|I volunteer at this incredible organization in Orange County called WHW (www.whw.org). Their mission is to help empower employment success by teaching people the variety of mindsets and skills necessary to get and keep an amazing job. I see people walk in their doors confused, disheartened, and scared – and walk out of their doors inspired, empowered, and educated. All for free. It’s amazing. |
Anyway – I digress. One of the classes I teach is around crafting an elevator pitch. This damn elevator pitch causes so much unnecessary anxiety. And, of course, the elephant in the room is needing to actually use the elevator pitch while networking. Their faces go from bad to worse. Gasp. Sigh. Yuck.
I have seen people shift from fear to freedom in their job search process with a subtle reframing of how to “show up” to the game of networking. While this is a topic of many books and resources and not one I claim to be an expert in, I feel compelled to share my best tips. None of us should be nervous or anxious or avoidant when networking because that defeats the whole purpose of showing up fully ourselves!

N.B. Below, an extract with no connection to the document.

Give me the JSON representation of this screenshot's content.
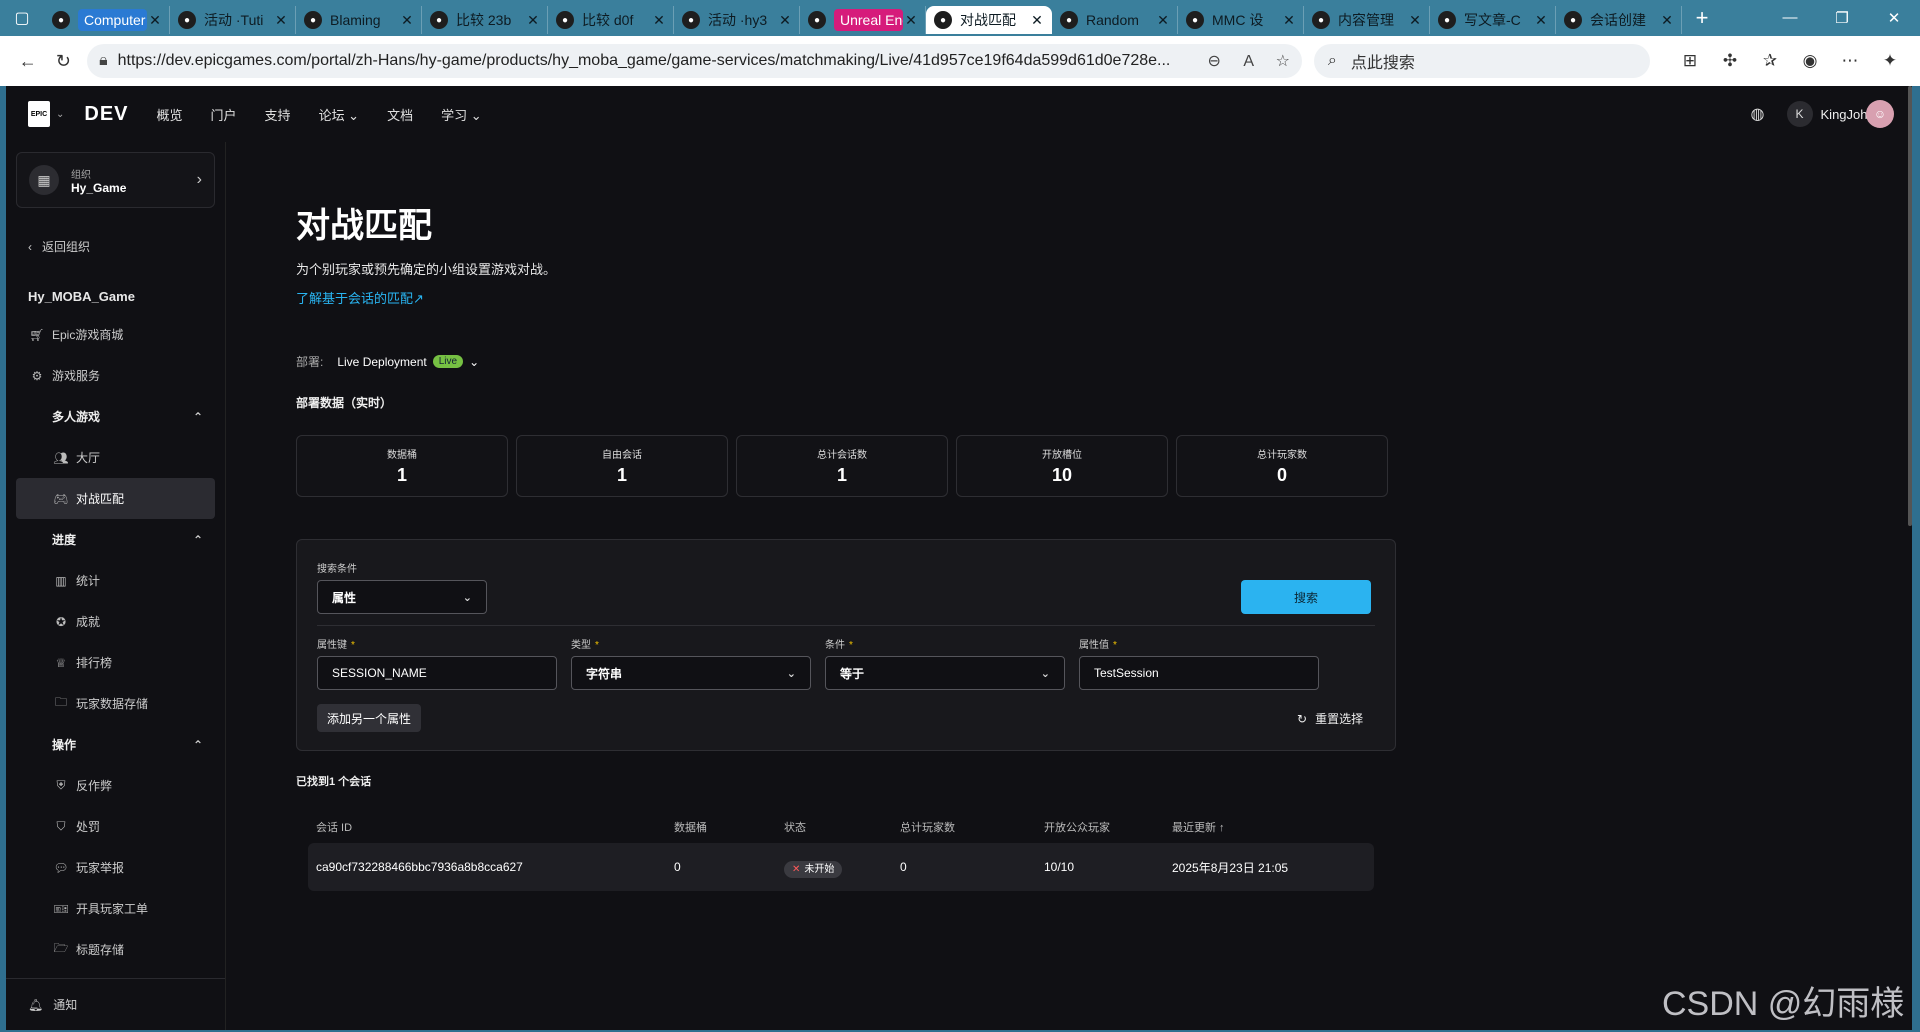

So – here you go… get your mindset recalibrated and get out in the world proclaiming who you are!
Stop thinking of networking as selling yourself. If you’re not a self-proclaimed
Speaking of which way you’re heading – one of the best ways I’ve heard authentic networking described is asking for directions. You are on a journey from here to there and stop along the way to check-in with others on the path, pick up some clues, and course-correct
After you get more comfortable asking for directions, stop categorizing yourself as your job. This is counter-intuitive to every course taught on elevator pitches but I promise it works. By saying “I’m a lawyer”, “I’m a VP of Sales at Amazon”, “I run a digital agency” – you give all your power away in the first 5 seconds. Why? Because the person receiving the information is
|“The currency of real networking is not greed but generosity.”–Keith Ferrazzi|
|From Theory to Action|
Whether you are in a job that you hope lasts a lifetime or are itching to figure out what’s next, networking is the oxygen of professional progress. Stop stressing about it and overthinking it. Instead, try sharing, asking for directions, and compelling through emotion. I challenge you to take a new approach to networking this summer. Lighten up, share a little more of yourself, and notice how your elevator pitch flows with ease rather than angst. They’d be lucky to have you as part of their network, I promise.
Shift Your Networking Game
June 18, 2019